The case shows the potential for transplants to spark an MDRO outbreak at an organ recipient facility.

“It important to note that OXA-23 CRAB has been linked to outbreaks in other cities across the country,” Bardossy said. “MDROs have the potential to move through facilities through transplantation, [leading to] spread and transmission.”

Once available, donor MDRO culture results should promptly be shared with transplant centers to trigger treatment and infection control response, she said.

“This highlights the importance of regional collaboration of public health authorities to detect resistance, protect patients, and prevent spread through MDROs,” she said.

The question of whether organs from infected donors should be rejected by receiving facilities was raised at the EIS meeting. Bardossy put the risk in perspective with the critical shortage of organs.

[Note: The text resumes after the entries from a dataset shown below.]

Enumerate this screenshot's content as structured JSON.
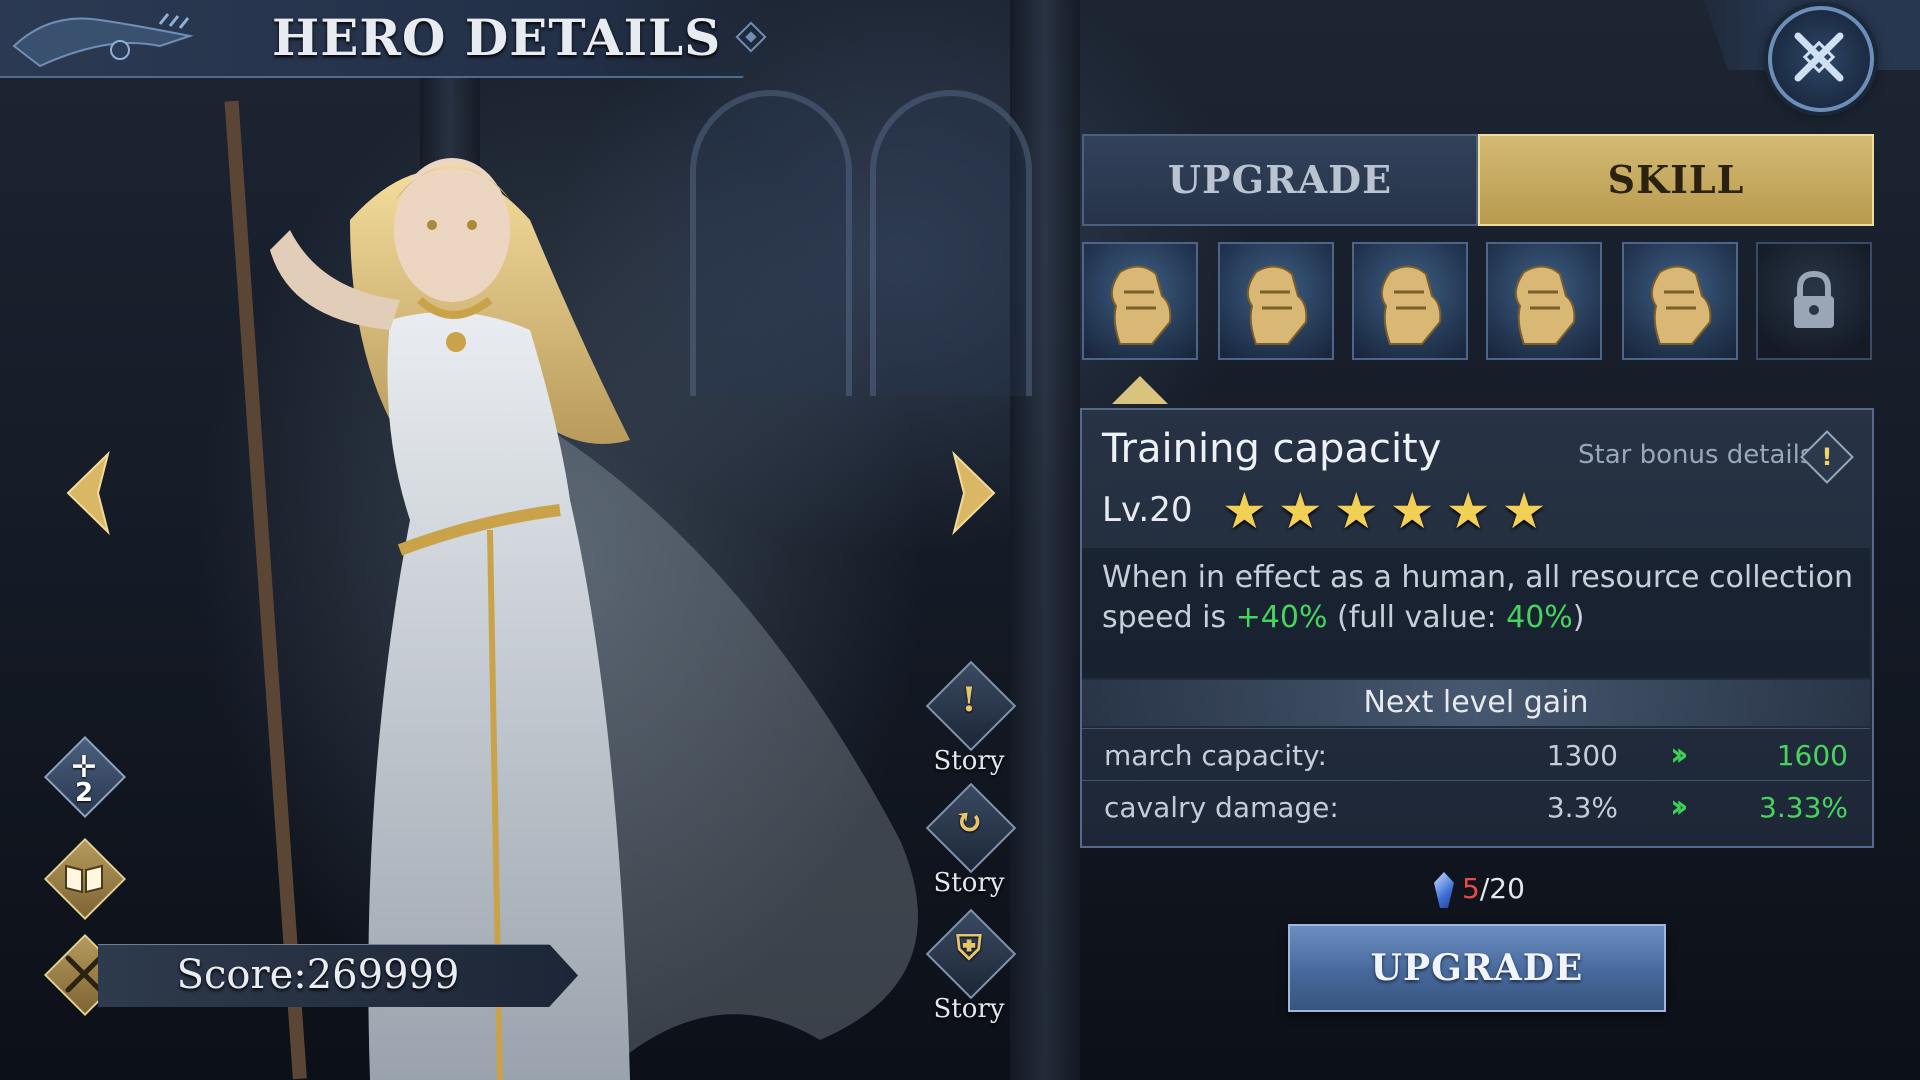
{
  "header": {
    "title": "HERO DETAILS"
  },
  "tabs": [
    {
      "label": "UPGRADE",
      "active": false
    },
    {
      "label": "SKILL",
      "active": true
    }
  ],
  "skill_slots": [
    {
      "icon": "armored-knight-icon",
      "locked": false
    },
    {
      "icon": "armored-knight-icon",
      "locked": false
    },
    {
      "icon": "armored-knight-icon",
      "locked": false
    },
    {
      "icon": "armored-knight-icon",
      "locked": false
    },
    {
      "icon": "armored-knight-icon",
      "locked": false
    },
    {
      "icon": "lock-icon",
      "locked": true
    }
  ],
  "skill": {
    "name": "Training capacity",
    "star_bonus_label": "Star bonus details",
    "level": "Lv.20",
    "stars": 6,
    "star_glyph": "★",
    "desc_pre": "When in effect as a human,  all resource collection speed is ",
    "desc_value": "+40%",
    "desc_mid": " (full value: ",
    "desc_full": "40%",
    "desc_post": ")"
  },
  "next_level": {
    "title": "Next level gain",
    "rows": [
      {
        "key": "march capacity:",
        "current": "1300",
        "next": "1600"
      },
      {
        "key": "cavalry damage:",
        "current": "3.3%",
        "next": "3.33%"
      }
    ]
  },
  "cost": {
    "have": "5",
    "sep": "/",
    "need": "20"
  },
  "upgrade_button": "UPGRADE",
  "story_buttons": [
    {
      "label": "Story",
      "icon": "!"
    },
    {
      "label": "Story",
      "icon": "↻"
    },
    {
      "label": "Story",
      "icon": "⛨"
    }
  ],
  "left_badges": {
    "rank_number": "2"
  },
  "score": "Score:269999",
  "colors": {
    "gold": "#d4bb73",
    "green": "#46d35e",
    "red": "#e94a4a",
    "panel": "#283446"
  }
}
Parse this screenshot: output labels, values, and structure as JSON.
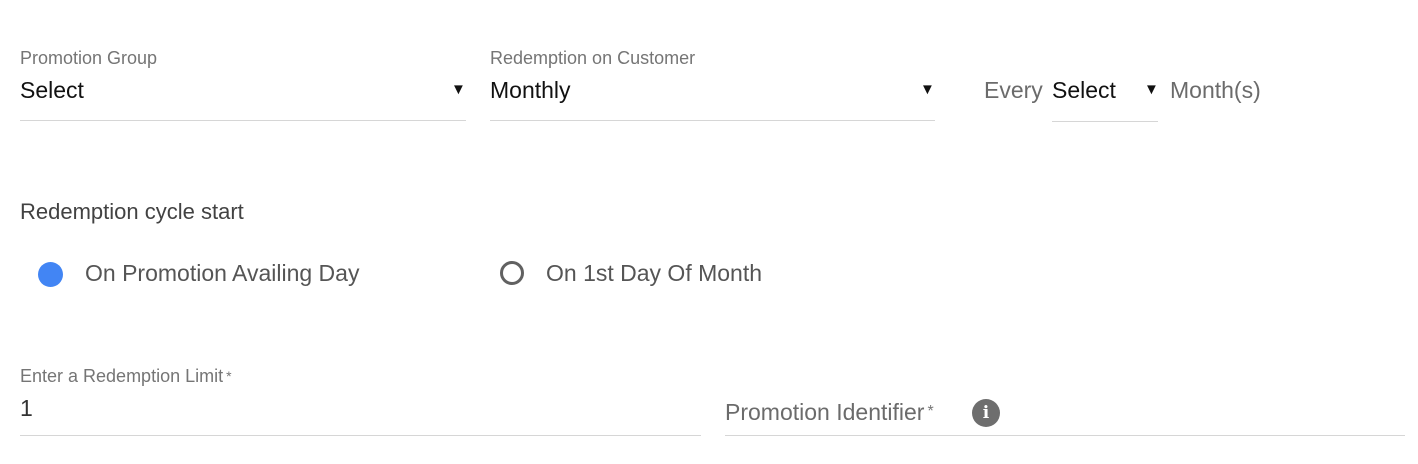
{
  "promotion_group": {
    "label": "Promotion Group",
    "value": "Select"
  },
  "redemption_on_customer": {
    "label": "Redemption on Customer",
    "value": "Monthly"
  },
  "frequency": {
    "prefix": "Every",
    "value": "Select",
    "suffix": "Month(s)"
  },
  "redemption_cycle": {
    "title": "Redemption cycle start",
    "options": [
      {
        "label": "On Promotion Availing Day",
        "selected": true
      },
      {
        "label": "On 1st Day Of Month",
        "selected": false
      }
    ]
  },
  "redemption_limit": {
    "label": "Enter a Redemption Limit",
    "required_mark": "*",
    "value": "1"
  },
  "promotion_identifier": {
    "placeholder": "Promotion Identifier",
    "required_mark": "*",
    "info_icon": "info-icon",
    "info_glyph": "i"
  },
  "colors": {
    "accent": "#4285f4",
    "label_gray": "#757575",
    "underline": "#d6d6d6",
    "info_icon_bg": "#6e6e6e"
  },
  "icons": {
    "dropdown": "caret-down-icon"
  }
}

“In 2017, 18 people a day died waiting for an organ transplant,” she said. “In contrast, suspected infections happen to 1% to 2% of cases. From those suspected infections, less than 1% of the cases is transmission-confirmed, and mortality is low. Clinicians may evaluate whether they want to reject the organ or not. It is up to the facilities.”

Moderating the EIS session was Denise Cardo, MD, director of the CDC DHQP.

“Sometimes, people say, ‘Test all the donors to see if they have infections,’” Cardo said. “I think the most important piece here is the communication after detection, not only for the patient and the recipient to be treated, but also for avoiding further transmission. Patients move from one transmission center to another, and that can be a problem.”

While initial communication is critical, another point to remember in preventing transmission is that recipients of organs with MDROs may remain colonized for prolonged periods as they go in and out of hospitals, Bardossy added.

REFERENCES

  1. FDA. MedWatch Alert: Fecal microbiota for transplantation: Safety communication — Risk of serious adverse reactions due to transmission of multidrug-resistant organisms. June 18, 2019. Available at: https://bit.ly/2XDJrAK.
  2. Bardossy AC, Annambhotla P, Basavaraju S, et al. Transmission of OXA-23-producing carbapenem-resistant Acinetobacter baumannii through lung transplantation. Presented at 68th Annual EIS Conference, April 29-May 2, 2019.